* What this task involves
Check each line of the data, and copy those where "Secure" appears.

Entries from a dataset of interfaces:
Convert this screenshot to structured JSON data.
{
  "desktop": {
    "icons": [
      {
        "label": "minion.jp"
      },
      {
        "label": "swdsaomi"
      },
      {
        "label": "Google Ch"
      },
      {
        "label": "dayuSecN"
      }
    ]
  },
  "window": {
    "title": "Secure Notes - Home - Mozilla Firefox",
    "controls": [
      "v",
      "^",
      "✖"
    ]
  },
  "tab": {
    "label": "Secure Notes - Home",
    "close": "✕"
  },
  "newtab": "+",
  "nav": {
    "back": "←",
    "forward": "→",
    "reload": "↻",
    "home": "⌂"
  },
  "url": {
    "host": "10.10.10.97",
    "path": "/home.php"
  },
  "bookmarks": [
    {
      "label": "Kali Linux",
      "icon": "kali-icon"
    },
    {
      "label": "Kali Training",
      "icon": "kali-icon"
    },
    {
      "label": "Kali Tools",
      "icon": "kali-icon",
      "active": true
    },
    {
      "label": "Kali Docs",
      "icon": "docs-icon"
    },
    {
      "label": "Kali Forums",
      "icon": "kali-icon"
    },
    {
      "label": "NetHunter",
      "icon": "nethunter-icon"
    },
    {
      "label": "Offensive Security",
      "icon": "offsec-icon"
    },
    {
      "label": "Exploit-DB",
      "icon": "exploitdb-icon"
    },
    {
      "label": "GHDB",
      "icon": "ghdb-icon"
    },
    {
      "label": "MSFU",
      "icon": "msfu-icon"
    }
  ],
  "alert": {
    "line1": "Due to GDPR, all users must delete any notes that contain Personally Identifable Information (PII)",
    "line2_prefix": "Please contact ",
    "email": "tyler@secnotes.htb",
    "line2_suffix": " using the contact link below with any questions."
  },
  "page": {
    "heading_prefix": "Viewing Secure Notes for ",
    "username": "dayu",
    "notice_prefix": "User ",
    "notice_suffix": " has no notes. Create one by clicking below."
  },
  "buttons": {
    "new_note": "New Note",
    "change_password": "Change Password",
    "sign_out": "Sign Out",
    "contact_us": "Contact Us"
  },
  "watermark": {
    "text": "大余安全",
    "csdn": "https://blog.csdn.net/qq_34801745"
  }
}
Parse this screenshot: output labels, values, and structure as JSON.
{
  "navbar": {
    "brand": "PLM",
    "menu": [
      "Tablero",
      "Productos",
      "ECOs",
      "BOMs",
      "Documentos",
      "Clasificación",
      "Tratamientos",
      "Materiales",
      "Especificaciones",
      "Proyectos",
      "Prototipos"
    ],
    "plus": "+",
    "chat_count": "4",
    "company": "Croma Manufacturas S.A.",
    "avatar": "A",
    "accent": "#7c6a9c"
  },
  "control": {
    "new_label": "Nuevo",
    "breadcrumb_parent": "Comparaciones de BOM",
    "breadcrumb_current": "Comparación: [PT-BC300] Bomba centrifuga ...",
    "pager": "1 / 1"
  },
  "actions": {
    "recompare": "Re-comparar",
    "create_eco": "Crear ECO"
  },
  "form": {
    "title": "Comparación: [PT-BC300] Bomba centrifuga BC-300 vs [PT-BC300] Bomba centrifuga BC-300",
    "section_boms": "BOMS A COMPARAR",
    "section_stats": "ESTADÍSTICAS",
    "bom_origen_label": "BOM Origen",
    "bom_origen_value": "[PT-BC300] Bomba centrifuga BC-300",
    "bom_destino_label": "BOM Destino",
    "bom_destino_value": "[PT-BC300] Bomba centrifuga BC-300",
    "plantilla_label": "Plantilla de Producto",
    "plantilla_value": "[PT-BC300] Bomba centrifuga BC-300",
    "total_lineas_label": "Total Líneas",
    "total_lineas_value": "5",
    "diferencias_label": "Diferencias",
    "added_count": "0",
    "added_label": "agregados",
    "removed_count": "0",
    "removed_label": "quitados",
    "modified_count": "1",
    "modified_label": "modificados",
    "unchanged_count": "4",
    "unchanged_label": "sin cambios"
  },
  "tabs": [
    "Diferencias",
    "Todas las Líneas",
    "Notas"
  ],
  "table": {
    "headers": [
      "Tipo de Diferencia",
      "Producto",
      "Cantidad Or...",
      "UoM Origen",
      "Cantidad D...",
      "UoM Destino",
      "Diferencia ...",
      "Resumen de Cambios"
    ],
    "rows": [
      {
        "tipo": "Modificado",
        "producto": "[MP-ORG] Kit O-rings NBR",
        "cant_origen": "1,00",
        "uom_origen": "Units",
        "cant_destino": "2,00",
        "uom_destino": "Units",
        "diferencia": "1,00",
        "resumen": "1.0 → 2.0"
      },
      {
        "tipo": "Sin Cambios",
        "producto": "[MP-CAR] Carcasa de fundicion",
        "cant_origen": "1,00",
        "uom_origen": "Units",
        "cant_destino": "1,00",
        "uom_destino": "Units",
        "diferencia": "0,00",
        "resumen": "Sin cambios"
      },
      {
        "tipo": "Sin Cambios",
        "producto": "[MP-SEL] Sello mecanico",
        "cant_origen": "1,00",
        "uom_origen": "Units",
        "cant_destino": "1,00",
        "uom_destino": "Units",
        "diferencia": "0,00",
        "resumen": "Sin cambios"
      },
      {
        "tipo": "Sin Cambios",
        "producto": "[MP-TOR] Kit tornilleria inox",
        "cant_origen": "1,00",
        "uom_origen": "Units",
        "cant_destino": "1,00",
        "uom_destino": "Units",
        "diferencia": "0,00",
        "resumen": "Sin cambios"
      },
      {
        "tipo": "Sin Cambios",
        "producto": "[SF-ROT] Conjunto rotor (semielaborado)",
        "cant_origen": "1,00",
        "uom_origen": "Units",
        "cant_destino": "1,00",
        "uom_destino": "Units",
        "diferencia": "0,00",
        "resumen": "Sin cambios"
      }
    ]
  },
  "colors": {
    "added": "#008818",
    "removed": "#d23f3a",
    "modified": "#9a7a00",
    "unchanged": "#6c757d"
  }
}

* Answer to the problem
    "title": "Secure Notes - Home - Mozilla Firefox",
    "label": "Secure Notes - Home",
    "heading_prefix": "Viewing Secure Notes for ",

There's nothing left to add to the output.